Requirement → Please copy out all lines of the entries that contain the word "Aerie".

Dataset records →

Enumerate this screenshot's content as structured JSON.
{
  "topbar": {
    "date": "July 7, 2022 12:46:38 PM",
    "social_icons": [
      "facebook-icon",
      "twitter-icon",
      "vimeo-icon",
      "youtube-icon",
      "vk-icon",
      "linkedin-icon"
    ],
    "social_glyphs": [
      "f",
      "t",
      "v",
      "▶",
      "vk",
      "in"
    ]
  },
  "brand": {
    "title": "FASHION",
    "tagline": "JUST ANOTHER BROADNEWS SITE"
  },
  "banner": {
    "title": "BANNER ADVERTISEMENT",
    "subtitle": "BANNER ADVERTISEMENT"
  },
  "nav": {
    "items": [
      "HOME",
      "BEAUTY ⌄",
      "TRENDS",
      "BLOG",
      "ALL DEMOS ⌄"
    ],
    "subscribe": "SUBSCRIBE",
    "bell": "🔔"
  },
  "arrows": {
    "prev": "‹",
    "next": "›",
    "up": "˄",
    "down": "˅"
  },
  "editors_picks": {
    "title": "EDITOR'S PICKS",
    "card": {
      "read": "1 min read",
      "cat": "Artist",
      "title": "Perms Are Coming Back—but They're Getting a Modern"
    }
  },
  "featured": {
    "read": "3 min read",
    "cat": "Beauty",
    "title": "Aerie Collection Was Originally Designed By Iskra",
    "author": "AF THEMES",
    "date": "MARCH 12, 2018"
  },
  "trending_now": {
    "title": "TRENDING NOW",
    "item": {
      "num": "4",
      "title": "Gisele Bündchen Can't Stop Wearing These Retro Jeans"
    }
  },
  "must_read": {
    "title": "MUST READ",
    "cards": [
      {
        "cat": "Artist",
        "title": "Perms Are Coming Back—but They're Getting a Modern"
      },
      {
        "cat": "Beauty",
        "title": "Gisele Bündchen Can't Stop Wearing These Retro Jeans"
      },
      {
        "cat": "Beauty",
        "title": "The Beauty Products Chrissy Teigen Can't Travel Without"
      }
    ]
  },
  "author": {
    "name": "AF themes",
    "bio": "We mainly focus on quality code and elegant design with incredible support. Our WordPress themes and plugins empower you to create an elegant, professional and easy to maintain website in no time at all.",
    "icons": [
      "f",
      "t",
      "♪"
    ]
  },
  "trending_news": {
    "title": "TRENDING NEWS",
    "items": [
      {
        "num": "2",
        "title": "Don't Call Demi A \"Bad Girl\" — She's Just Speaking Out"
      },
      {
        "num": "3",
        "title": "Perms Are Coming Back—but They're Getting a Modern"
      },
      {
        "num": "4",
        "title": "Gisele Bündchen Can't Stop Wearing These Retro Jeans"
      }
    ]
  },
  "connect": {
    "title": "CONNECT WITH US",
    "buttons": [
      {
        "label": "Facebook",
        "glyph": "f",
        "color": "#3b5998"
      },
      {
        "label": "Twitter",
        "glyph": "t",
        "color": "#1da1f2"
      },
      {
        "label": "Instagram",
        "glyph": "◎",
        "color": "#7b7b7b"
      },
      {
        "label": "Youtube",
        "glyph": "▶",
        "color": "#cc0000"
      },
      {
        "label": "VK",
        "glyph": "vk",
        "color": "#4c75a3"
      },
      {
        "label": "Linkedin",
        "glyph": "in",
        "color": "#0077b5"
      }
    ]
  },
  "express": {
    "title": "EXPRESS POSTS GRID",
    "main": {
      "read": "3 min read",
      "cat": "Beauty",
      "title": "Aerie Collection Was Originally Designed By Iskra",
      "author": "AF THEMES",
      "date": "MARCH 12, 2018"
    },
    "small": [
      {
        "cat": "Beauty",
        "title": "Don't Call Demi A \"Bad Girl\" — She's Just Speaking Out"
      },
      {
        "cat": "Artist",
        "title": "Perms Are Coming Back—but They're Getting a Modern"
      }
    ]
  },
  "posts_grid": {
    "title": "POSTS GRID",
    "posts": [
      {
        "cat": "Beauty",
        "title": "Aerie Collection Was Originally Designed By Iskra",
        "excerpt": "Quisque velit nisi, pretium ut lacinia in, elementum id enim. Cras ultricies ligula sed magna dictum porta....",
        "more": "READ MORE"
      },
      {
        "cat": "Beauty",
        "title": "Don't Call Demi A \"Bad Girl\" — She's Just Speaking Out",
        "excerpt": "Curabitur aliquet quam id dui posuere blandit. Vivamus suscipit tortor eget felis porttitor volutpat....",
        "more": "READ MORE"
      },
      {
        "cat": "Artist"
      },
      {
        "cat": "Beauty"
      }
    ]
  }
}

Task answer →
    "title": "Aerie Collection Was Originally Designed By Iskra",
      "title": "Aerie Collection Was Originally Designed By Iskra",
        "title": "Aerie Collection Was Originally Designed By Iskra",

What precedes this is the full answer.